The presence of side effects after vaccination does not affect your body’s immune response to the vaccination. If you experience side effect symptoms lasting for greater than a couple of days, seek the advice of your physician as you are still at risk for developing COVID from an exposure because your
Vaccination is an important step in ending the COVID-19 pandemic. At Lee Health, we urge you to get vaccinated as soon as possible. Our vaccination clinic is open to anyone age 12+, and you can get an appointment as early as this week.
You should be vaccinated even if you’ve had COVID-19.
If you have already had COVID-19, you should still get the vaccine. Antibodies that develop from having COVID may only stay in our bodies for a limited time, and the vaccine provides further protection.
All COVID-19 vaccines available in the U.S. have been shown to be safe and effective at preventing the disease, and have been given Emergency Use Authorization by the FDA.
Based on data from clinical trials and what is known about vaccines for other diseases, experts believe that getting a COVID-19 vaccine will help keep you from becoming seriously ill if you do contract COVID-19.
Remember, get the vaccine, wear your masks, socially distance when around others, and stay home if you are sick.
Lee Health has a vaccination clinic at Gulf Coast Hospital open to anyone ages 12+, and appointments are available starting at 7 a.m. Click here for more info and availability.
For children, Golisano Children’s Hospital offers the Mobile Pediatric Vaccination Clinic, which will be making stops around SW Florida to vaccinate children 12+ for COVID-19. The clinic is tailored for children and staffed with a pediatric registered nurse to administer the vaccine.
Also, the mobile vaccination unit has a pharmacist, EMT or paramedic, and customer service team to assist in the process.
The mobile unit will be set up at schools through the summer and various community locations for parents who would like to get their children vaccinated. A parent or authorized guardian must accompany a minor for vaccination. The second dose will be set for the same location or one nearby.

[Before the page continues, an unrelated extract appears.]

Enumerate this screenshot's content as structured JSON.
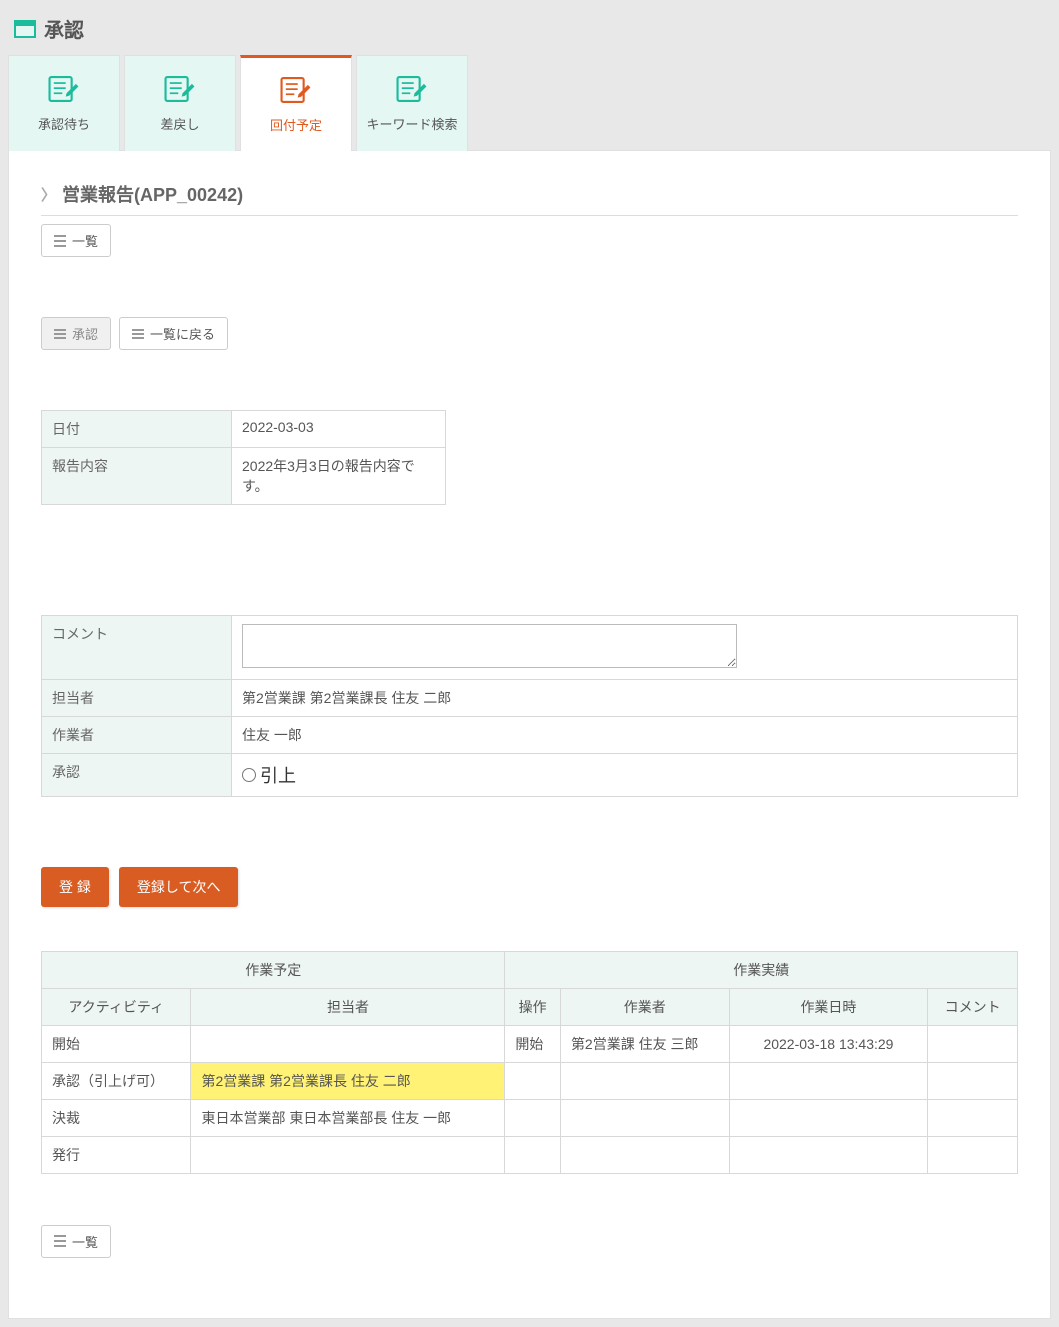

The Mobile Pediatric Vaccination Clinic is walk-up only, and there is no cost for the COVID-19 vaccine.